■ **TASK**: Make an exact copy of the entries below and leave any picture out of it.

■ **DATASET EXTRACT**:
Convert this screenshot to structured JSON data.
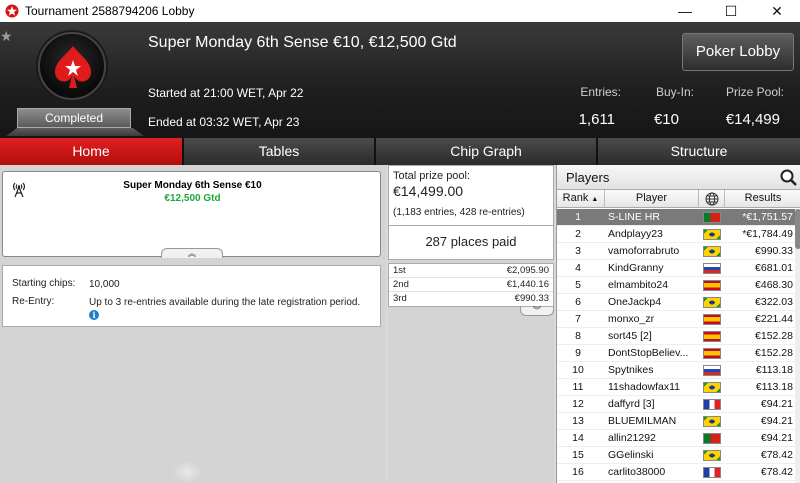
{
  "window": {
    "title": "Tournament 2588794206 Lobby",
    "minimize_glyph": "—",
    "maximize_glyph": "☐",
    "close_glyph": "✕"
  },
  "header": {
    "status_tag": "Completed",
    "tournament_name": "Super Monday 6th Sense €10, €12,500 Gtd",
    "started": "Started at 21:00 WET, Apr 22",
    "ended": "Ended at 03:32 WET, Apr 23",
    "lobby_button": "Poker Lobby",
    "stats": {
      "entries_label": "Entries:",
      "entries_value": "1,611",
      "buyin_label": "Buy-In:",
      "buyin_value": "€10",
      "prizepool_label": "Prize Pool:",
      "prizepool_value": "€14,499"
    },
    "star_glyph": "★"
  },
  "tabs": [
    {
      "label": "Home",
      "active": true
    },
    {
      "label": "Tables",
      "active": false
    },
    {
      "label": "Chip Graph",
      "active": false
    },
    {
      "label": "Structure",
      "active": false
    }
  ],
  "info": {
    "name": "Super Monday 6th Sense €10",
    "gtd": "€12,500 Gtd",
    "collapse_glyph": "︽"
  },
  "details": {
    "starting_chips_label": "Starting chips:",
    "starting_chips_value": "10,000",
    "reentry_label": "Re-Entry:",
    "reentry_value": "Up to 3 re-entries available during the late registration period.",
    "info_glyph": "i"
  },
  "prize": {
    "label": "Total prize pool:",
    "value": "€14,499.00",
    "entries": "(1,183 entries, 428 re-entries)",
    "places": "287 places paid",
    "payouts": [
      {
        "place": "1st",
        "amount": "€2,095.90"
      },
      {
        "place": "2nd",
        "amount": "€1,440.16"
      },
      {
        "place": "3rd",
        "amount": "€990.33"
      }
    ],
    "expand_glyph": "︾"
  },
  "players": {
    "title": "Players",
    "columns": {
      "rank": "Rank",
      "sort_glyph": "▲",
      "player": "Player",
      "results": "Results"
    },
    "rows": [
      {
        "rank": "1",
        "player": "S-LINE HR",
        "flag": "pt",
        "result": "*€1,751.57",
        "selected": true
      },
      {
        "rank": "2",
        "player": "Andplayy23",
        "flag": "br",
        "result": "*€1,784.49"
      },
      {
        "rank": "3",
        "player": "vamoforrabruto",
        "flag": "br",
        "result": "€990.33"
      },
      {
        "rank": "4",
        "player": "KindGranny",
        "flag": "ru",
        "result": "€681.01"
      },
      {
        "rank": "5",
        "player": "elmambito24",
        "flag": "es",
        "result": "€468.30"
      },
      {
        "rank": "6",
        "player": "OneJackp4",
        "flag": "br",
        "result": "€322.03"
      },
      {
        "rank": "7",
        "player": "monxo_zr",
        "flag": "es",
        "result": "€221.44"
      },
      {
        "rank": "8",
        "player": "sort45 [2]",
        "flag": "es",
        "result": "€152.28"
      },
      {
        "rank": "9",
        "player": "DontStopBeliev...",
        "flag": "es",
        "result": "€152.28"
      },
      {
        "rank": "10",
        "player": "Spytnikes",
        "flag": "ru",
        "result": "€113.18"
      },
      {
        "rank": "11",
        "player": "11shadowfax11",
        "flag": "br",
        "result": "€113.18"
      },
      {
        "rank": "12",
        "player": "daffyrd [3]",
        "flag": "fr",
        "result": "€94.21"
      },
      {
        "rank": "13",
        "player": "BLUEMILMAN",
        "flag": "br",
        "result": "€94.21"
      },
      {
        "rank": "14",
        "player": "allin21292",
        "flag": "pt",
        "result": "€94.21"
      },
      {
        "rank": "15",
        "player": "GGelinski",
        "flag": "br",
        "result": "€78.42"
      },
      {
        "rank": "16",
        "player": "carlito38000",
        "flag": "fr",
        "result": "€78.42"
      }
    ]
  },
  "colors": {
    "accent_red": "#d41414",
    "gtd_green": "#1aaa3a",
    "info_blue": "#1e7fc9"
  }
}
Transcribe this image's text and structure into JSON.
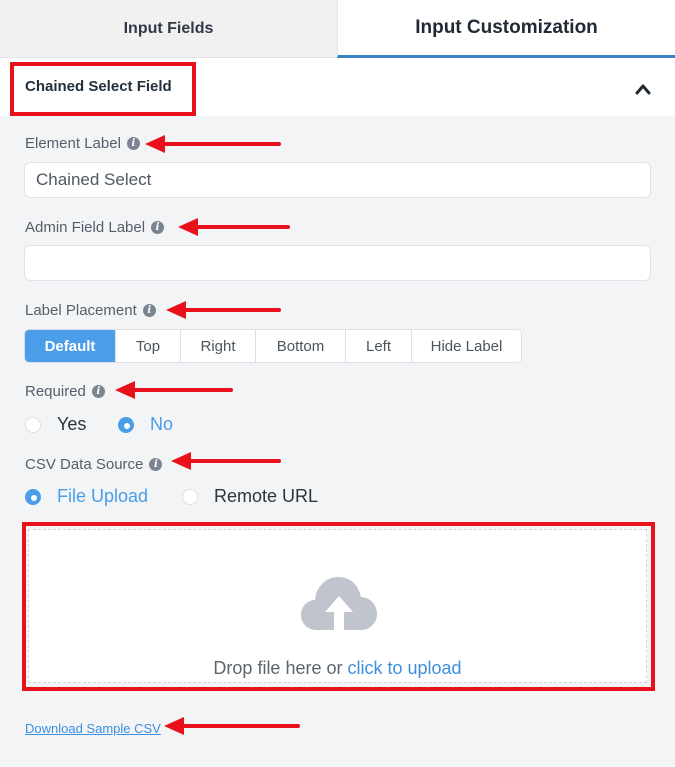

■ **ANSWER BOX**:
Convert this screenshot to structured JSON data.
{
  "window": {
    "title": "Tournament 2588794206 Lobby",
    "minimize_glyph": "—",
    "maximize_glyph": "☐",
    "close_glyph": "✕"
  },
  "header": {
    "status_tag": "Completed",
    "tournament_name": "Super Monday 6th Sense €10, €12,500 Gtd",
    "started": "Started at 21:00 WET, Apr 22",
    "ended": "Ended at 03:32 WET, Apr 23",
    "lobby_button": "Poker Lobby",
    "stats": {
      "entries_label": "Entries:",
      "entries_value": "1,611",
      "buyin_label": "Buy-In:",
      "buyin_value": "€10",
      "prizepool_label": "Prize Pool:",
      "prizepool_value": "€14,499"
    },
    "star_glyph": "★"
  },
  "tabs": [
    {
      "label": "Home",
      "active": true
    },
    {
      "label": "Tables",
      "active": false
    },
    {
      "label": "Chip Graph",
      "active": false
    },
    {
      "label": "Structure",
      "active": false
    }
  ],
  "info": {
    "name": "Super Monday 6th Sense €10",
    "gtd": "€12,500 Gtd",
    "collapse_glyph": "︽"
  },
  "details": {
    "starting_chips_label": "Starting chips:",
    "starting_chips_value": "10,000",
    "reentry_label": "Re-Entry:",
    "reentry_value": "Up to 3 re-entries available during the late registration period.",
    "info_glyph": "i"
  },
  "prize": {
    "label": "Total prize pool:",
    "value": "€14,499.00",
    "entries": "(1,183 entries, 428 re-entries)",
    "places": "287 places paid",
    "payouts": [
      {
        "place": "1st",
        "amount": "€2,095.90"
      },
      {
        "place": "2nd",
        "amount": "€1,440.16"
      },
      {
        "place": "3rd",
        "amount": "€990.33"
      }
    ],
    "expand_glyph": "︾"
  },
  "players": {
    "title": "Players",
    "columns": {
      "rank": "Rank",
      "sort_glyph": "▲",
      "player": "Player",
      "results": "Results"
    },
    "rows": [
      {
        "rank": "1",
        "player": "S-LINE HR",
        "flag": "pt",
        "result": "*€1,751.57",
        "selected": true
      },
      {
        "rank": "2",
        "player": "Andplayy23",
        "flag": "br",
        "result": "*€1,784.49"
      },
      {
        "rank": "3",
        "player": "vamoforrabruto",
        "flag": "br",
        "result": "€990.33"
      },
      {
        "rank": "4",
        "player": "KindGranny",
        "flag": "ru",
        "result": "€681.01"
      },
      {
        "rank": "5",
        "player": "elmambito24",
        "flag": "es",
        "result": "€468.30"
      },
      {
        "rank": "6",
        "player": "OneJackp4",
        "flag": "br",
        "result": "€322.03"
      },
      {
        "rank": "7",
        "player": "monxo_zr",
        "flag": "es",
        "result": "€221.44"
      },
      {
        "rank": "8",
        "player": "sort45 [2]",
        "flag": "es",
        "result": "€152.28"
      },
      {
        "rank": "9",
        "player": "DontStopBeliev...",
        "flag": "es",
        "result": "€152.28"
      },
      {
        "rank": "10",
        "player": "Spytnikes",
        "flag": "ru",
        "result": "€113.18"
      },
      {
        "rank": "11",
        "player": "11shadowfax11",
        "flag": "br",
        "result": "€113.18"
      },
      {
        "rank": "12",
        "player": "daffyrd [3]",
        "flag": "fr",
        "result": "€94.21"
      },
      {
        "rank": "13",
        "player": "BLUEMILMAN",
        "flag": "br",
        "result": "€94.21"
      },
      {
        "rank": "14",
        "player": "allin21292",
        "flag": "pt",
        "result": "€94.21"
      },
      {
        "rank": "15",
        "player": "GGelinski",
        "flag": "br",
        "result": "€78.42"
      },
      {
        "rank": "16",
        "player": "carlito38000",
        "flag": "fr",
        "result": "€78.42"
      }
    ]
  },
  "colors": {
    "accent_red": "#d41414",
    "gtd_green": "#1aaa3a",
    "info_blue": "#1e7fc9"
  }
}
Transcribe this image's text and structure into JSON.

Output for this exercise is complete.